Problem:
Pull out every line below containing the word "title".
=== Section Start ===
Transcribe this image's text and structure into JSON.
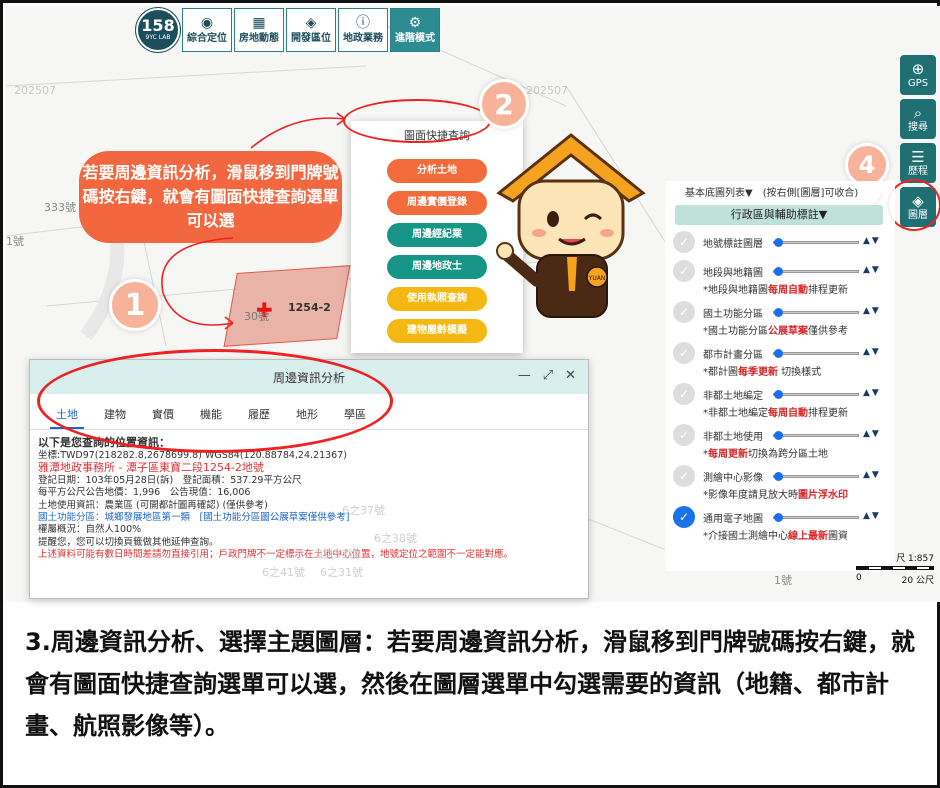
{
  "toolbar": {
    "logo_num": "158",
    "logo_sub": "9YC LAB",
    "items": [
      {
        "label": "綜合定位",
        "icon": "location-pin-icon",
        "glyph": "◉"
      },
      {
        "label": "房地動態",
        "icon": "building-icon",
        "glyph": "▦"
      },
      {
        "label": "開發區位",
        "icon": "layers-icon",
        "glyph": "◈"
      },
      {
        "label": "地政業務",
        "icon": "info-icon",
        "glyph": "ⓘ"
      },
      {
        "label": "進階模式",
        "icon": "gear-icon",
        "glyph": "⚙"
      }
    ]
  },
  "right_toolbar": {
    "items": [
      {
        "label": "GPS",
        "icon": "gps-icon",
        "glyph": "⊕"
      },
      {
        "label": "搜尋",
        "icon": "search-icon",
        "glyph": "⌕"
      },
      {
        "label": "歷程",
        "icon": "history-icon",
        "glyph": "☰"
      },
      {
        "label": "圖層",
        "icon": "layers-icon",
        "glyph": "◈"
      }
    ]
  },
  "map_labels": {
    "a": "202507",
    "b": "202507",
    "c": "333號",
    "d": "1號",
    "e": "30號",
    "f": "1254-2",
    "g": "1號",
    "h": "6之37號",
    "i": "6之38號",
    "j": "6之33號",
    "k": "6之41號",
    "l": "6之31號"
  },
  "callout": {
    "text": "若要周邊資訊分析，滑鼠移到門牌號碼按右鍵，就會有圖面快捷查詢選單可以選"
  },
  "steps": [
    "1",
    "2",
    "3",
    "4"
  ],
  "quick_menu": {
    "title": "圖面快捷查詢",
    "items": [
      {
        "label": "分析土地",
        "color": "#f26b3a"
      },
      {
        "label": "周邊實價登錄",
        "color": "#f26b3a"
      },
      {
        "label": "周邊經紀業",
        "color": "#179688"
      },
      {
        "label": "周邊地政士",
        "color": "#179688"
      },
      {
        "label": "使用執照查詢",
        "color": "#f5b812"
      },
      {
        "label": "建物屋齡模擬",
        "color": "#f5b812"
      }
    ]
  },
  "mascot": {
    "badge": "YUAN"
  },
  "analysis": {
    "title": "周邊資訊分析",
    "controls": [
      "—",
      "⤢",
      "✕"
    ],
    "tabs": [
      "土地",
      "建物",
      "實價",
      "機能",
      "履歷",
      "地形",
      "學區"
    ],
    "lines": {
      "heading": "以下是您查詢的位置資訊：",
      "coord": "坐標:TWD97(218282.8,2678699.8) WGS84(120.88784,24.21367)",
      "office": "雅潭地政事務所 - 潭子區東寶二段1254-2地號",
      "reg": "登記日期：103年05月28日(訴)　登記面積：537.29平方公尺",
      "price": "每平方公尺公告地價：1,996　公告現值：16,006",
      "use": "土地使用資訊：農業區 (可開都計圖再確認) (僅供參考)",
      "func": "國土功能分區：城鄉發展地區第一類　[國土功能分區圖公展草案僅供參考]",
      "owner": "權屬概況：自然人100%",
      "tip": "提醒您，您可以切換頁籤做其他延伸查詢。",
      "warn": "上述資料可能有數日時間差請勿直接引用；戶政門牌不一定標示在土地中心位置，地號定位之範圍不一定能對應。"
    }
  },
  "layers": {
    "header": "基本底圖列表▼　(按右側[圖層]可收合)",
    "section": "行政區與輔助標註▼",
    "rows": [
      {
        "name": "地號標註圖層",
        "checked": false,
        "level": 0.0,
        "note_pre": "",
        "note_em": "",
        "note_post": ""
      },
      {
        "name": "地段與地籍圖",
        "checked": false,
        "level": 0.0,
        "note_pre": "*地段與地籍圖",
        "note_em": "每周自動",
        "note_post": "排程更新"
      },
      {
        "name": "國土功能分區",
        "checked": false,
        "level": 0.0,
        "note_pre": "*國土功能分區",
        "note_em": "公展草案",
        "note_post": "僅供參考"
      },
      {
        "name": "都市計畫分區",
        "checked": false,
        "level": 0.0,
        "note_pre": "*都計圖",
        "note_em": "每季更新",
        "note_post": " 切換樣式"
      },
      {
        "name": "非都土地編定",
        "checked": false,
        "level": 0.0,
        "note_pre": "*非都土地編定",
        "note_em": "每周自動",
        "note_post": "排程更新"
      },
      {
        "name": "非都土地使用",
        "checked": false,
        "level": 0.0,
        "note_pre": "*",
        "note_em": "每周更新",
        "note_post": "切換為跨分區土地"
      },
      {
        "name": "測繪中心影像",
        "checked": false,
        "level": 0.0,
        "note_pre": "*影像年度請見放大時",
        "note_em": "圖片浮水印",
        "note_post": ""
      },
      {
        "name": "通用電子地圖",
        "checked": true,
        "level": 0.0,
        "note_pre": "*介接國土測繪中心",
        "note_em": "線上最新",
        "note_post": "圖資"
      }
    ]
  },
  "scale": {
    "ratio": "尺 1:857",
    "min": "0",
    "max": "20 公尺"
  },
  "caption": {
    "text": "3.周邊資訊分析、選擇主題圖層：若要周邊資訊分析，滑鼠移到門牌號碼按右鍵，就會有圖面快捷查詢選單可以選，然後在圖層選單中勾選需要的資訊（地籍、都市計畫、航照影像等）。"
  }
}
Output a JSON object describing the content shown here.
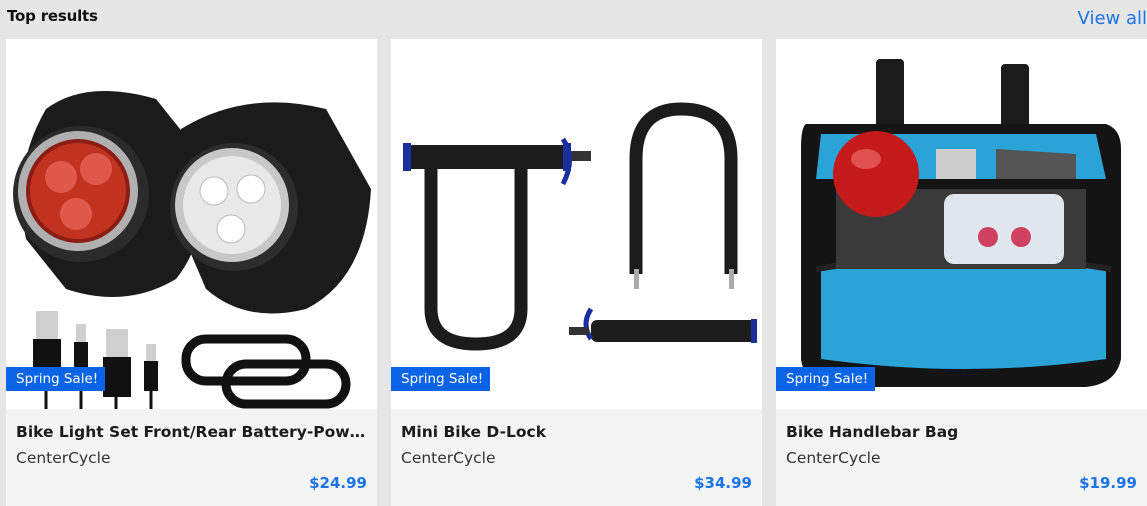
{
  "header": {
    "title": "Top results",
    "view_all": "View all"
  },
  "products": [
    {
      "image": "bike-light-set-image",
      "badge": "Spring Sale!",
      "name": "Bike Light Set Front/Rear Battery-Powered",
      "brand": "CenterCycle",
      "price": "$24.99"
    },
    {
      "image": "d-lock-image",
      "badge": "Spring Sale!",
      "name": "Mini Bike D-Lock",
      "brand": "CenterCycle",
      "price": "$34.99"
    },
    {
      "image": "handlebar-bag-image",
      "badge": "Spring Sale!",
      "name": "Bike Handlebar Bag",
      "brand": "CenterCycle",
      "price": "$19.99"
    }
  ],
  "colors": {
    "accent": "#1a73e8",
    "badge": "#0b63e5",
    "card_bg": "#f4f4f4",
    "page_bg": "#e6e6e6"
  }
}
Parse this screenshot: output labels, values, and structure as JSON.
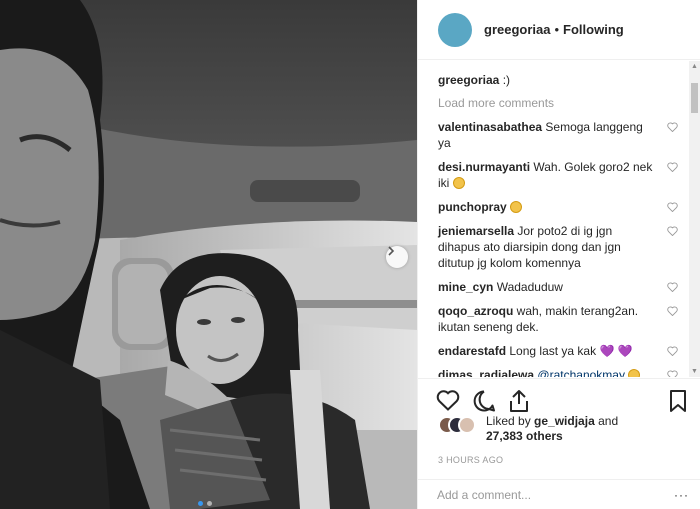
{
  "header": {
    "username": "greegoriaa",
    "separator": "•",
    "follow_status": "Following",
    "avatar_color": "#5aa7c4"
  },
  "caption": {
    "username": "greegoriaa",
    "text": ":)"
  },
  "load_more": "Load more comments",
  "comments": [
    {
      "user": "valentinasabathea",
      "text": "Semoga langgeng ya"
    },
    {
      "user": "desi.nurmayanti",
      "text": "Wah. Golek goro2 nek iki",
      "emoji": "worried-face"
    },
    {
      "user": "punchopray",
      "text": "",
      "emoji": "crying-face"
    },
    {
      "user": "jeniemarsella",
      "text": "Jor poto2 di ig jgn dihapus ato diarsipin dong dan jgn ditutup jg kolom komennya"
    },
    {
      "user": "mine_cyn",
      "text": "Wadaduduw"
    },
    {
      "user": "qoqo_azroqu",
      "text": "wah, makin terang2an. ikutan seneng dek."
    },
    {
      "user": "endarestafd",
      "text": "Long last ya kak",
      "suffix": "💜 💜"
    },
    {
      "user": "dimas_radjalewa",
      "mention": "@ratchanokmay",
      "emoji": "grinning-face"
    },
    {
      "user": "",
      "text": "❤❤❤❤❤"
    }
  ],
  "icons": {
    "like": "heart-outline-icon",
    "comment": "speech-bubble-icon",
    "share": "share-upload-icon",
    "save": "bookmark-icon",
    "next": "chevron-right-icon",
    "more": "more-options-icon"
  },
  "likes": {
    "prefix": "Liked by",
    "user": "ge_widjaja",
    "and": "and",
    "count": "27,383 others"
  },
  "timestamp": "3 HOURS AGO",
  "add_comment_placeholder": "Add a comment...",
  "more_label": "···",
  "carousel": {
    "slides": 2,
    "active": 0,
    "active_color": "#3897f0"
  }
}
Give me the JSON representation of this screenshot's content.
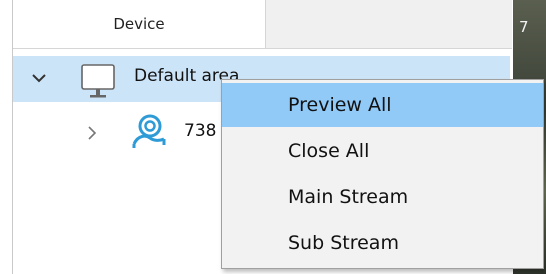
{
  "tree": {
    "header": "Device",
    "area_label": "Default area",
    "camera_label": "738"
  },
  "right_strip": {
    "text": "7"
  },
  "context_menu": {
    "items": [
      {
        "label": "Preview All",
        "highlighted": true
      },
      {
        "label": "Close All"
      },
      {
        "label": "Main Stream"
      },
      {
        "label": "Sub Stream"
      }
    ]
  },
  "icons": {
    "expand_down": "chevron-down-icon",
    "expand_right": "chevron-right-icon",
    "monitor": "monitor-icon",
    "camera": "camera-icon"
  },
  "colors": {
    "selection": "#cce4f7",
    "menu_highlight": "#91c9f7",
    "camera_icon": "#2e9bd6"
  }
}
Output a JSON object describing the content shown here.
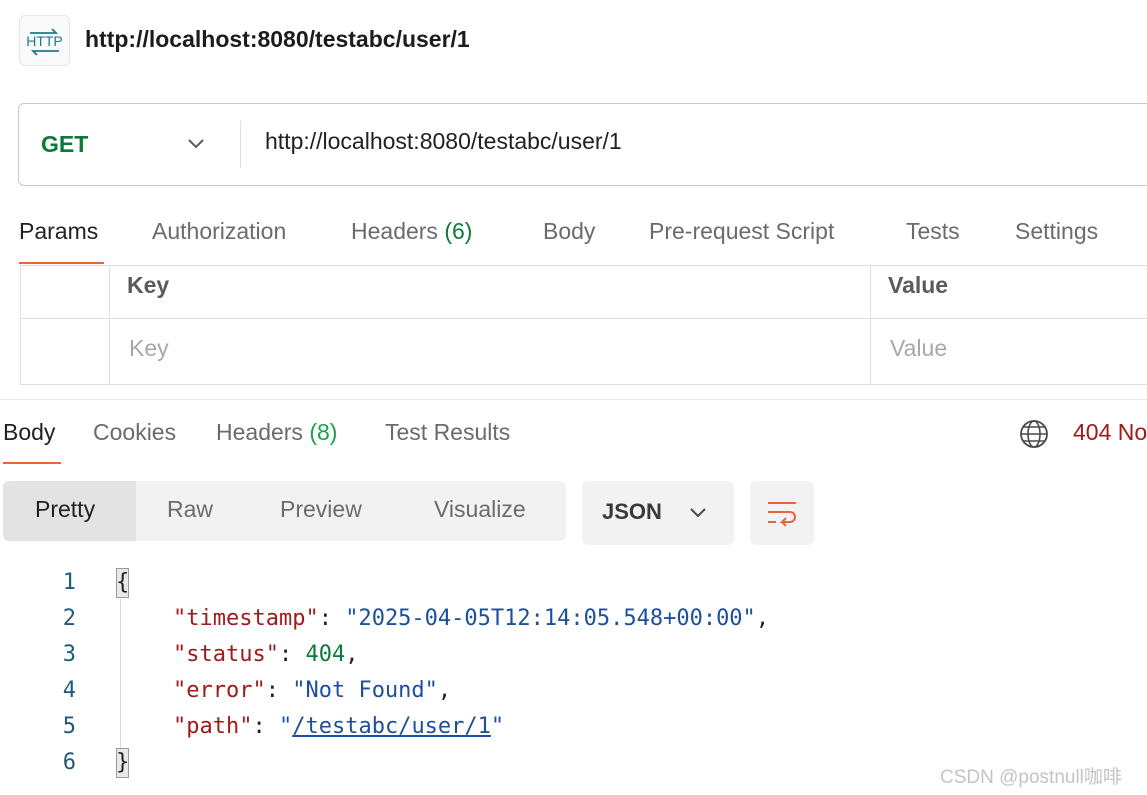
{
  "header": {
    "icon": "http-icon",
    "icon_text": "HTTP",
    "title": "http://localhost:8080/testabc/user/1"
  },
  "request": {
    "method": "GET",
    "url": "http://localhost:8080/testabc/user/1",
    "tabs": [
      {
        "label": "Params",
        "active": true
      },
      {
        "label": "Authorization"
      },
      {
        "label": "Headers",
        "count": "(6)"
      },
      {
        "label": "Body"
      },
      {
        "label": "Pre-request Script"
      },
      {
        "label": "Tests"
      },
      {
        "label": "Settings"
      }
    ]
  },
  "params_table": {
    "headers": [
      "Key",
      "Value"
    ],
    "placeholders": [
      "Key",
      "Value"
    ]
  },
  "response": {
    "tabs": [
      {
        "label": "Body",
        "active": true
      },
      {
        "label": "Cookies"
      },
      {
        "label": "Headers",
        "count": "(8)"
      },
      {
        "label": "Test Results"
      }
    ],
    "status": "404 No",
    "views": [
      "Pretty",
      "Raw",
      "Preview",
      "Visualize"
    ],
    "active_view": "Pretty",
    "format": "JSON",
    "body": {
      "line_numbers": [
        "1",
        "2",
        "3",
        "4",
        "5",
        "6"
      ],
      "open_brace": "{",
      "close_brace": "}",
      "fields": [
        {
          "key": "\"timestamp\"",
          "value": "\"2025-04-05T12:14:05.548+00:00\"",
          "trail": ","
        },
        {
          "key": "\"status\"",
          "value": "404",
          "trail": ","
        },
        {
          "key": "\"error\"",
          "value": "\"Not Found\"",
          "trail": ","
        },
        {
          "key": "\"path\"",
          "value_link": "/testabc/user/1",
          "trail": ""
        }
      ]
    }
  },
  "colors": {
    "accent": "#e8643a",
    "method_green": "#0b7a3a",
    "status_red": "#a11a1a",
    "json_key": "#a11a1a",
    "json_string": "#1c4f9c"
  },
  "watermark": "CSDN @postnull咖啡"
}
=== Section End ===
Solved problem:
    "title": "圖面快捷查詢",
    "title": "周邊資訊分析",
    "title": "Top results",
    "title": "http://localhost:8080/testabc/user/1"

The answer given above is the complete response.